▶ **WHAT IS NEEDED**: The expected response is an exact repetition of every record, with images excluded.

- - - - -

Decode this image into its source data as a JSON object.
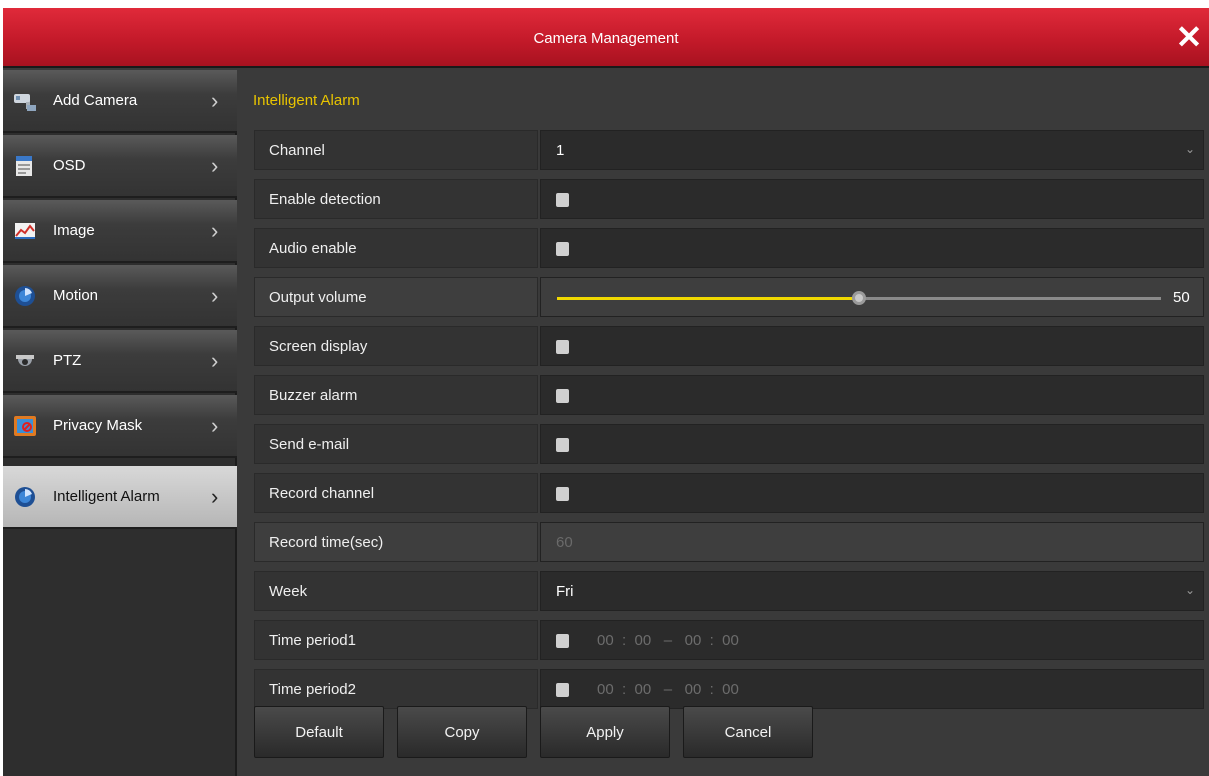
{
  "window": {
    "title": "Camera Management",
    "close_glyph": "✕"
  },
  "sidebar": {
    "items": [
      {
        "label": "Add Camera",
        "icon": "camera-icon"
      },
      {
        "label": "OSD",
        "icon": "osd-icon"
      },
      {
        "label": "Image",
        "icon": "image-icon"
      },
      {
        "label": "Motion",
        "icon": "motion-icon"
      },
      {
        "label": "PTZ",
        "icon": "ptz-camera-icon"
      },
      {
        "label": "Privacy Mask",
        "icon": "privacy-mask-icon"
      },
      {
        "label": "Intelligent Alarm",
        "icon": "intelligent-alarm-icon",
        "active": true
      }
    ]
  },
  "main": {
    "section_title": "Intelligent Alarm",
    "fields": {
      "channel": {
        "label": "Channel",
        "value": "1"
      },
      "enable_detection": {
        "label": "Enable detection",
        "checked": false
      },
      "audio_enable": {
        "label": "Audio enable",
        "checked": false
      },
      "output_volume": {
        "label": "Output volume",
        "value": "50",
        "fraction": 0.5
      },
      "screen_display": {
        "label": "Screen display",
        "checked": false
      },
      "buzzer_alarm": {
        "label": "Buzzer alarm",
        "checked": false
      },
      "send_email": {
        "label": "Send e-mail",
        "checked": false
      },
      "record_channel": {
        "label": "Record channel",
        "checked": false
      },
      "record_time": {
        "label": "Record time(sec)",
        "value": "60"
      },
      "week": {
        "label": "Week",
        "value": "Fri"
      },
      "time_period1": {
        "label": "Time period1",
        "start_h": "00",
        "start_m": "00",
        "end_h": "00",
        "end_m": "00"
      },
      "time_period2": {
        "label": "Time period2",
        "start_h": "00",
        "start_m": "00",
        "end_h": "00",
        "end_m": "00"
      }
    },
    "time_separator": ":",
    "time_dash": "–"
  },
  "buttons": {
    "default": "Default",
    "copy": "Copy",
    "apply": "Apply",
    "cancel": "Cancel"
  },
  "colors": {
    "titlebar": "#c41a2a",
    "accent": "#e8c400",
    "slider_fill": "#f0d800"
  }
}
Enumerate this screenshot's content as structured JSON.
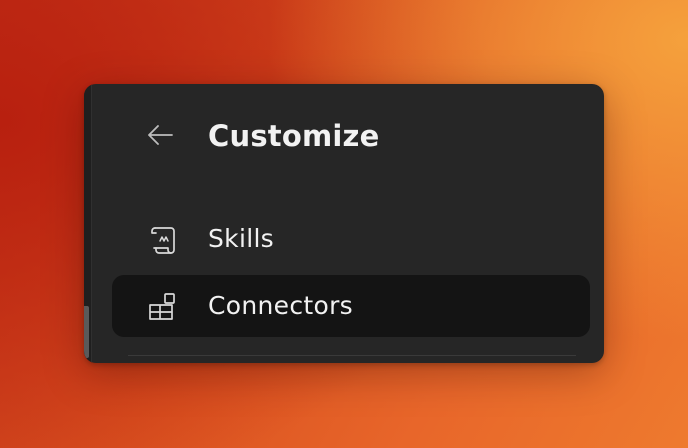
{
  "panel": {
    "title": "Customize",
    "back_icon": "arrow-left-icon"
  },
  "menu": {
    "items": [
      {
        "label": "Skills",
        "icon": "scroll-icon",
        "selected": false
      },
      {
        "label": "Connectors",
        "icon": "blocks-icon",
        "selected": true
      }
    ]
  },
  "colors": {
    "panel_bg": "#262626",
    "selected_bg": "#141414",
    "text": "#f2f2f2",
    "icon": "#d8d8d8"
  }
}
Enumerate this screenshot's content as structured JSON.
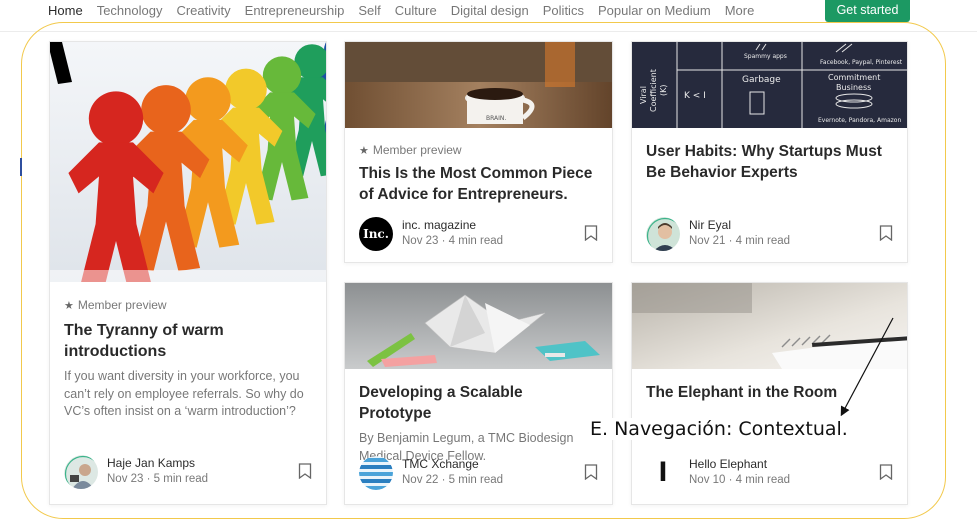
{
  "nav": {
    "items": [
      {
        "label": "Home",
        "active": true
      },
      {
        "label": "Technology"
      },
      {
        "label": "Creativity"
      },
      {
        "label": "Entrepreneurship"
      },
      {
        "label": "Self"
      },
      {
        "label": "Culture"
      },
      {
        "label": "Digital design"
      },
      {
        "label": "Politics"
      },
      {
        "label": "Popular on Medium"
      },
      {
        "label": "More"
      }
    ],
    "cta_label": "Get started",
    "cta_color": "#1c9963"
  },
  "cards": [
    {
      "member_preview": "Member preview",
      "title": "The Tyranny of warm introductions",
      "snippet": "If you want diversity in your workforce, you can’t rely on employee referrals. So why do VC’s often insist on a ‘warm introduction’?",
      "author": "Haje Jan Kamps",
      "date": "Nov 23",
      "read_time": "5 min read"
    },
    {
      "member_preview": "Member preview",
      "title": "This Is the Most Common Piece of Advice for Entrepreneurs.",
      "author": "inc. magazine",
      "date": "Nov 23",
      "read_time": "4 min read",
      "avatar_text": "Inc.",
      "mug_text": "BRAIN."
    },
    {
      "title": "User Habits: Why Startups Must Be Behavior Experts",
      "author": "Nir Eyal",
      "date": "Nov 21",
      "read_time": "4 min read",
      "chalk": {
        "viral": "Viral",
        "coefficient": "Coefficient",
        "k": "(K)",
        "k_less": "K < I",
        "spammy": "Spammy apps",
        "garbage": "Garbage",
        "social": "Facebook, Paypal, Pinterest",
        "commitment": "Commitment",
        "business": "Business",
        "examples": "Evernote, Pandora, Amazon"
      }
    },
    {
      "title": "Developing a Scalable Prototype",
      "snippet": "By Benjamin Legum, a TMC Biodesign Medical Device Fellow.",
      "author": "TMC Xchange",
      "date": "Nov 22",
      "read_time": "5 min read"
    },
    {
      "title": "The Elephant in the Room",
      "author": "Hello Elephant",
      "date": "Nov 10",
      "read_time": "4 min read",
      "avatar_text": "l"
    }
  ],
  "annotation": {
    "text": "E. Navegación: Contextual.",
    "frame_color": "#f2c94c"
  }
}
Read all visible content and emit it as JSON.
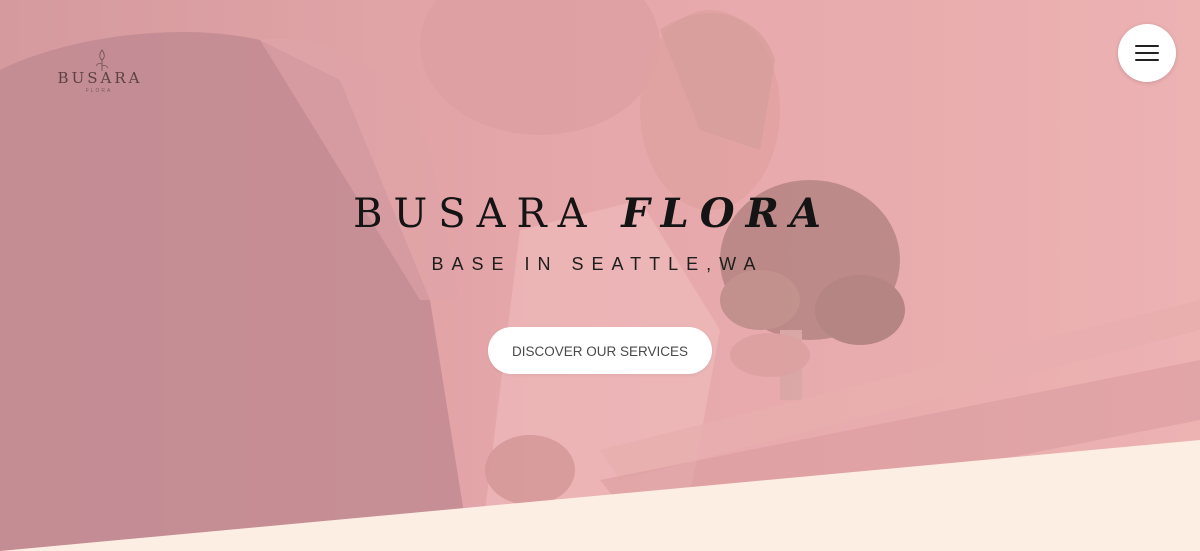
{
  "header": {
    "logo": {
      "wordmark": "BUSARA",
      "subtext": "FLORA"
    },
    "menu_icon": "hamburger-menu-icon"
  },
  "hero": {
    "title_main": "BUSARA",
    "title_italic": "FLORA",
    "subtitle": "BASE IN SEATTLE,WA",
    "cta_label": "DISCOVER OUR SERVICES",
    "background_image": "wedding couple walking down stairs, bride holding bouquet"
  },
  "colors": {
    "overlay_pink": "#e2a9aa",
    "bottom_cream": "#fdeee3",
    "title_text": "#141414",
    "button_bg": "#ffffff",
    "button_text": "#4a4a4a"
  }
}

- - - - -

▶ **RESPONSE TO THE EXERCISE**:
Decode this image into its source data as a JSON object.
{
  "window": {
    "title": "Camera Management",
    "close_glyph": "✕"
  },
  "sidebar": {
    "items": [
      {
        "label": "Add Camera",
        "icon": "camera-icon"
      },
      {
        "label": "OSD",
        "icon": "osd-icon"
      },
      {
        "label": "Image",
        "icon": "image-icon"
      },
      {
        "label": "Motion",
        "icon": "motion-icon"
      },
      {
        "label": "PTZ",
        "icon": "ptz-camera-icon"
      },
      {
        "label": "Privacy Mask",
        "icon": "privacy-mask-icon"
      },
      {
        "label": "Intelligent Alarm",
        "icon": "intelligent-alarm-icon",
        "active": true
      }
    ]
  },
  "main": {
    "section_title": "Intelligent Alarm",
    "fields": {
      "channel": {
        "label": "Channel",
        "value": "1"
      },
      "enable_detection": {
        "label": "Enable detection",
        "checked": false
      },
      "audio_enable": {
        "label": "Audio enable",
        "checked": false
      },
      "output_volume": {
        "label": "Output volume",
        "value": "50",
        "fraction": 0.5
      },
      "screen_display": {
        "label": "Screen display",
        "checked": false
      },
      "buzzer_alarm": {
        "label": "Buzzer alarm",
        "checked": false
      },
      "send_email": {
        "label": "Send e-mail",
        "checked": false
      },
      "record_channel": {
        "label": "Record channel",
        "checked": false
      },
      "record_time": {
        "label": "Record time(sec)",
        "value": "60"
      },
      "week": {
        "label": "Week",
        "value": "Fri"
      },
      "time_period1": {
        "label": "Time period1",
        "start_h": "00",
        "start_m": "00",
        "end_h": "00",
        "end_m": "00"
      },
      "time_period2": {
        "label": "Time period2",
        "start_h": "00",
        "start_m": "00",
        "end_h": "00",
        "end_m": "00"
      }
    },
    "time_separator": ":",
    "time_dash": "–"
  },
  "buttons": {
    "default": "Default",
    "copy": "Copy",
    "apply": "Apply",
    "cancel": "Cancel"
  },
  "colors": {
    "titlebar": "#c41a2a",
    "accent": "#e8c400",
    "slider_fill": "#f0d800"
  }
}
Enumerate this screenshot's content as structured JSON.
{
  "panel": {
    "title": "Customize",
    "back_icon": "arrow-left-icon"
  },
  "menu": {
    "items": [
      {
        "label": "Skills",
        "icon": "scroll-icon",
        "selected": false
      },
      {
        "label": "Connectors",
        "icon": "blocks-icon",
        "selected": true
      }
    ]
  },
  "colors": {
    "panel_bg": "#262626",
    "selected_bg": "#141414",
    "text": "#f2f2f2",
    "icon": "#d8d8d8"
  }
}
Enumerate this screenshot's content as structured JSON.
{
  "nav": {
    "items": [
      {
        "label": "Home",
        "active": true
      },
      {
        "label": "Technology"
      },
      {
        "label": "Creativity"
      },
      {
        "label": "Entrepreneurship"
      },
      {
        "label": "Self"
      },
      {
        "label": "Culture"
      },
      {
        "label": "Digital design"
      },
      {
        "label": "Politics"
      },
      {
        "label": "Popular on Medium"
      },
      {
        "label": "More"
      }
    ],
    "cta_label": "Get started",
    "cta_color": "#1c9963"
  },
  "cards": [
    {
      "member_preview": "Member preview",
      "title": "The Tyranny of warm introductions",
      "snippet": "If you want diversity in your workforce, you can’t rely on employee referrals. So why do VC’s often insist on a ‘warm introduction’?",
      "author": "Haje Jan Kamps",
      "date": "Nov 23",
      "read_time": "5 min read"
    },
    {
      "member_preview": "Member preview",
      "title": "This Is the Most Common Piece of Advice for Entrepreneurs.",
      "author": "inc. magazine",
      "date": "Nov 23",
      "read_time": "4 min read",
      "avatar_text": "Inc.",
      "mug_text": "BRAIN."
    },
    {
      "title": "User Habits: Why Startups Must Be Behavior Experts",
      "author": "Nir Eyal",
      "date": "Nov 21",
      "read_time": "4 min read",
      "chalk": {
        "viral": "Viral",
        "coefficient": "Coefficient",
        "k": "(K)",
        "k_less": "K < I",
        "spammy": "Spammy apps",
        "garbage": "Garbage",
        "social": "Facebook, Paypal, Pinterest",
        "commitment": "Commitment",
        "business": "Business",
        "examples": "Evernote, Pandora, Amazon"
      }
    },
    {
      "title": "Developing a Scalable Prototype",
      "snippet": "By Benjamin Legum, a TMC Biodesign Medical Device Fellow.",
      "author": "TMC Xchange",
      "date": "Nov 22",
      "read_time": "5 min read"
    },
    {
      "title": "The Elephant in the Room",
      "author": "Hello Elephant",
      "date": "Nov 10",
      "read_time": "4 min read",
      "avatar_text": "l"
    }
  ],
  "annotation": {
    "text": "E. Navegación: Contextual.",
    "frame_color": "#f2c94c"
  }
}
Read all visible content and emit it as JSON.
{
  "header": {
    "logo": {
      "wordmark": "BUSARA",
      "subtext": "FLORA"
    },
    "menu_icon": "hamburger-menu-icon"
  },
  "hero": {
    "title_main": "BUSARA",
    "title_italic": "FLORA",
    "subtitle": "BASE IN SEATTLE,WA",
    "cta_label": "DISCOVER OUR SERVICES",
    "background_image": "wedding couple walking down stairs, bride holding bouquet"
  },
  "colors": {
    "overlay_pink": "#e2a9aa",
    "bottom_cream": "#fdeee3",
    "title_text": "#141414",
    "button_bg": "#ffffff",
    "button_text": "#4a4a4a"
  }
}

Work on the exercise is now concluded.